It was in 2017, that the magnificent Soneva luxury brand came into our lives. Given our penchant for travel and luxury brands, I was appointed as a Soneva Ambassador, a title and an honour which I proudly embraced. And with Soneva, came an introduction to a precious jewel in Thailand, Soneva Kiri, located in Koh Kood, one of Thailand’s largest, but perhaps least developed islands. It had everything that I was looking for to make my 50th birthday, truly memorable. A luxury resort, located on a remote island in Thailand, accessible by a private jet and speed boat, set amidst a jungle of lush green trees and surrounded by an inviting calm blue ocean.
Promising discreet luxury, the Mandarin Oriental, located in the heart of Geneva, takes place of pride, perched on the banks of the River Rhône and is within walking distance to the financial district and tourist spots. Offering world-class hospitality, the Mandarin is in a class of its own within the Geneva Hotel circuit.
Located in a charming remodelled 1970s villa on Yen Akat road, in Bangkok, Thailand, Suhring is a Michelin starred eatery which effortlessly puts German cuisine on the vast, mysterious and exciting global culinary map. It is a restaurant where magic happens daily and exquisite dishes are crafted by the multi talented, Suhring twins.
As India celebrated it’s 69th Republic Day on the 26th of January 2018, Laveena and I boarded a flight to Udaipur in Rajasthan. Udaipur, was founded in 1559 by Maharana Udai Singh II and was the former capital of the Mewar Kingdom.

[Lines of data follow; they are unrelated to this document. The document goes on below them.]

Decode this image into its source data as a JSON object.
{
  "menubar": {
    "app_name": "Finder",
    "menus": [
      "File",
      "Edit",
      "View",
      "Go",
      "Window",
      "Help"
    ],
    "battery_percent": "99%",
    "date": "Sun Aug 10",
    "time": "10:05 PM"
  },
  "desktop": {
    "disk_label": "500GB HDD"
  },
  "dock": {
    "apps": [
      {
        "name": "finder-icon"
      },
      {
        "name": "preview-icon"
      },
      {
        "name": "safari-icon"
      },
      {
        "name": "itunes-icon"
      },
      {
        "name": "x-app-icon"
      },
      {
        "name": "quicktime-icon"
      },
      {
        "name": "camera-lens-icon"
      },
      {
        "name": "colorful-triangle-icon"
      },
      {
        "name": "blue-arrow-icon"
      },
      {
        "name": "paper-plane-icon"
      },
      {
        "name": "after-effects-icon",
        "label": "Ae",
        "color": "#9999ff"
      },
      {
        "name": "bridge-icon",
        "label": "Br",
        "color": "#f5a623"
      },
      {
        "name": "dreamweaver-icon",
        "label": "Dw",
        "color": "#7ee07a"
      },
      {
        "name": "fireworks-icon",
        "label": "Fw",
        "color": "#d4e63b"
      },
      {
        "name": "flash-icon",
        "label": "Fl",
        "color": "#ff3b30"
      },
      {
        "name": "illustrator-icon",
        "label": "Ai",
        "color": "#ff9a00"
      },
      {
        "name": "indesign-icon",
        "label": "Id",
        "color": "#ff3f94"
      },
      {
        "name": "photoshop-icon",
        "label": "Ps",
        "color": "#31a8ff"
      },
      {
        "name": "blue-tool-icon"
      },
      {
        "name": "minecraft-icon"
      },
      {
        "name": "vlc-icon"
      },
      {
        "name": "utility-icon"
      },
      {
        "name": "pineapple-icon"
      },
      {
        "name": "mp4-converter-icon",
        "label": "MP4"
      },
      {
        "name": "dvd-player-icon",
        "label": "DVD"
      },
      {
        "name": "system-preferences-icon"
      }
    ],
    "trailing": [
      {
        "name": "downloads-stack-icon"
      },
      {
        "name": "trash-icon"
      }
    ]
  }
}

After a short hour-long flight from Mumbai, we landed at the Maharana Pratap airport, where we were greeted by Kamal Bhati, the regally dressed chauffeur from The Leela Palace, Udaipur. This was our first ever stay at a Leela property and we were beyond excited about what lay ahead.

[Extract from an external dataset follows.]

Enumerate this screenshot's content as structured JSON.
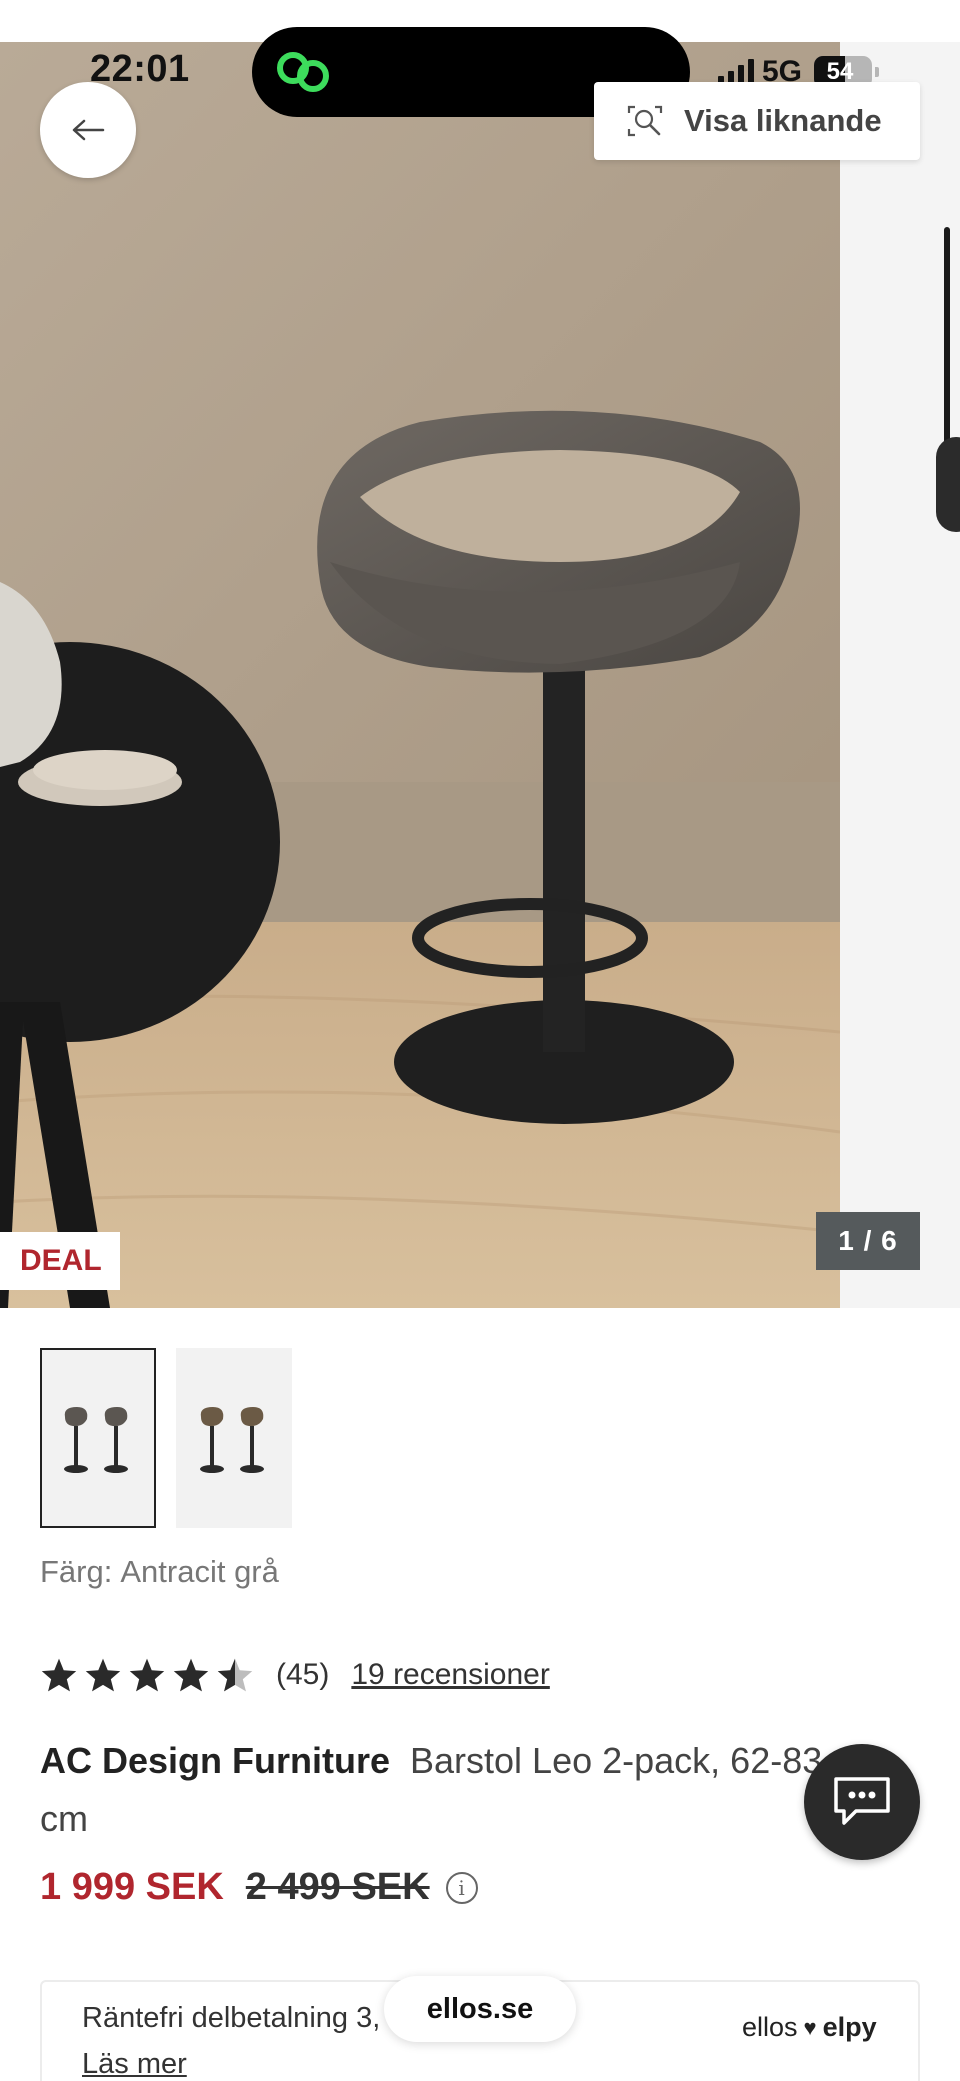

Early December, during a long weekend holiday, Laveena and I packed for a safari and travelled to Ranthambore in Rajasthan, India, in search of the majestic Bengal Tiger. We were greeted at the Airport by our chauffeur Jagdish, from the Aman-I-Khas. Our 3-hour long drive from Jaipur airport, was peppered with interesting conversation with Jagdish, who was bursting with enthusiasm, and showed a keen desire to share with us, his knowledge about the National Park, which he said was formerly a hunting ground for the royals of Jaipur. He also talked about the Ranthambore fort, the local Marwar culture and just as we were getting further engrossed in his detailed description about the Indian Government’s Project Tiger, he suddenly slowed the vehicle down and stopped by a local village belle selling guavas, which he promised would be the tastiest, we had ever tried. We couldn’t resist and with his help, we handpicked a bunch of freshly plucked fruit, which Jagdish cut with a kitchen knife he borrowed from the young village girl. He sprinkled some chilly powder and salt on the guavas and we feasted on this delicious snack. Less than 30-minutes later, we drove in through the gates of Aman-I -Khas, a luxurious camp, located at the foot of the Aravalli hills, a short 15-minute drive from the National Park.